Meaning of bricolage in English:


Pronunciation /ˌbrɪkə(ʊ)ˈlɑːʒ/

nounbricolage, bricolages

mass noun
  • 1(in art or literature) construction or creation from a diverse range of available things.

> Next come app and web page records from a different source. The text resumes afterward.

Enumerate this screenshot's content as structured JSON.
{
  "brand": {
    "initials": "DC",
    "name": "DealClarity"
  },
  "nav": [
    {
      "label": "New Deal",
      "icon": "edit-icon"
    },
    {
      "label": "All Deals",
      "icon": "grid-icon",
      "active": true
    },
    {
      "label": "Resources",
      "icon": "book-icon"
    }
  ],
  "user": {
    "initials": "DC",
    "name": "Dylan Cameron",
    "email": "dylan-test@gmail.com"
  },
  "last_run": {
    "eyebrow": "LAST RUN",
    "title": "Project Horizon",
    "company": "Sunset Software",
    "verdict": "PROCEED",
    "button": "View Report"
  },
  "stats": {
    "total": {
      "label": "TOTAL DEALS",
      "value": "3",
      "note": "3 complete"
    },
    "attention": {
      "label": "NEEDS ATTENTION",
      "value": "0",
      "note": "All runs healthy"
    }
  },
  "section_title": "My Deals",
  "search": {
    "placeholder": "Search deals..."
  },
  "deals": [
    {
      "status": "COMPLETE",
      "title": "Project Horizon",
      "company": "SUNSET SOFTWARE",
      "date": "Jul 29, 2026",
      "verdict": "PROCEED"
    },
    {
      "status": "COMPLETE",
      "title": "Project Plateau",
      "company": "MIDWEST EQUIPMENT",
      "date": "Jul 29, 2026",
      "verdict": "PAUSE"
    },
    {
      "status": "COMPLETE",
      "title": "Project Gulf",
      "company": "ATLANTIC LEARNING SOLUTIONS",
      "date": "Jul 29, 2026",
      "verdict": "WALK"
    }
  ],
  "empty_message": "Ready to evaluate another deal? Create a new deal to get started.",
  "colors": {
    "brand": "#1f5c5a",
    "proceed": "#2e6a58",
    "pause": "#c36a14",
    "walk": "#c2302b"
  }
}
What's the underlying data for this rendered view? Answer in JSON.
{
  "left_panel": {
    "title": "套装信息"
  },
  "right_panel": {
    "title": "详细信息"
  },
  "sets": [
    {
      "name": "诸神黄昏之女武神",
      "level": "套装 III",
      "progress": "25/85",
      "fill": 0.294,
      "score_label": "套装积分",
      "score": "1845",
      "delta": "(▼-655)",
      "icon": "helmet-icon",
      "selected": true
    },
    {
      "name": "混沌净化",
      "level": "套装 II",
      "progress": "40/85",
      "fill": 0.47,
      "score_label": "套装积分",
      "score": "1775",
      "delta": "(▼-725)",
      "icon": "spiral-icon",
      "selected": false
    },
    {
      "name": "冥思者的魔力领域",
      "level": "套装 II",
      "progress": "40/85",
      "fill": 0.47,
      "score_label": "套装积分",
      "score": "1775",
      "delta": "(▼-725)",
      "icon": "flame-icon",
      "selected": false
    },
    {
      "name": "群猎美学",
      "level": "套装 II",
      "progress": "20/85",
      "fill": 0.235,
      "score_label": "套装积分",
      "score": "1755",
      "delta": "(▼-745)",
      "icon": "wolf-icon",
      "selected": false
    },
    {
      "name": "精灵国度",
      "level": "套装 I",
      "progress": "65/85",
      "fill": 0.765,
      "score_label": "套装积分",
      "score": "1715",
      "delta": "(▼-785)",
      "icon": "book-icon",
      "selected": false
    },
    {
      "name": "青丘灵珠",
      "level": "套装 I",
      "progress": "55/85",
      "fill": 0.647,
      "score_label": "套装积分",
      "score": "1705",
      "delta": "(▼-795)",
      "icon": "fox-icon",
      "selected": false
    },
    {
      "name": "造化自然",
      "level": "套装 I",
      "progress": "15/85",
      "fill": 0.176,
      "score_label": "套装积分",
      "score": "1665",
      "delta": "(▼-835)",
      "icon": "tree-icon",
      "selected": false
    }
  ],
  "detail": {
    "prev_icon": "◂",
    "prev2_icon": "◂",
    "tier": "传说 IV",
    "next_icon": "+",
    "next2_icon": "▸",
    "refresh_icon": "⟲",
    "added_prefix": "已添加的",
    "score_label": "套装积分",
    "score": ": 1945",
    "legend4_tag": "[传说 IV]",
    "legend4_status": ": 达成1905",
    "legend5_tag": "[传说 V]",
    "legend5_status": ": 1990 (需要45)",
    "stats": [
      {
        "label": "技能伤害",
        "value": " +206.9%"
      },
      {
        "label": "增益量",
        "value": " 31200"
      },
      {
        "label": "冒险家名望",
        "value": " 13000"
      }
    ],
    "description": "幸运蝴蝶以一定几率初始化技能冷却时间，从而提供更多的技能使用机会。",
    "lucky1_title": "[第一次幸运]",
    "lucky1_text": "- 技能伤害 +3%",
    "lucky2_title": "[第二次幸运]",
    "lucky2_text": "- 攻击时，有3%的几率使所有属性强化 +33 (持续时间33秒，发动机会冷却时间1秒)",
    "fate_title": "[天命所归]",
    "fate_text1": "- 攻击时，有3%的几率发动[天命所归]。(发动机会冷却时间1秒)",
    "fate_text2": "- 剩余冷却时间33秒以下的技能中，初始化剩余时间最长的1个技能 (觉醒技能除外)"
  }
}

    ‘the chaotic bricolage of the novel is brought together in a unifying gesture’
    • ‘He has described the process of building it as one of bricolage, the French term for do-it-yourself.’
    • ‘Bricolage certainly jars and stirs the imagination, but is bricolage enough for reform?’
    • ‘They're photographic bricolage, re-interpreting neighbourhood texts in radical ways.’
    • ‘With a compositional logic of bricolage, the building looks ‘tinny ‘compared to its neighbouring institutions.’’
    • ‘It seemed that the nineties brought mimicry and bricolage to new heights in pop music.’
    • ‘Similarly, bricolage requires a disciplined tossing out of rules and reinvention of old forms into new variations.’
    • ‘Where all of this bizarre bricolage leaves us is anyone's guess.’
    • ‘In terms of the folk tradition, it's called bricolage in French, and the Germans have the verb bastler.’
    • ‘We live in an era of the pragmatic and effective bricolage of objects and all sorts of media.’
    1. 1.1count noun Something constructed or created from a diverse range of things.
      ‘bricolages of painted junk’
      • ‘That confronted with the comparable images and ideas they could not create a comparable bricolage?’
      • ‘Is Heidegger's thought just a bricolage of ideas derived from others?’
      • ‘A community recalling its past generates a composite bricolage of folk histories.’
      • ‘And in this bricolage, women's voices find their way to audiences that might otherwise never hear them.’
      • ‘The first clue is the spoken word bricolage that begins the album.’
      • ‘Certainly, there won't be any growing up in public if their charming sonic bricolage sneaks into the mainstream.’
      • ‘Sadly, the impatience of many has led them to attempt a bricolage of history.’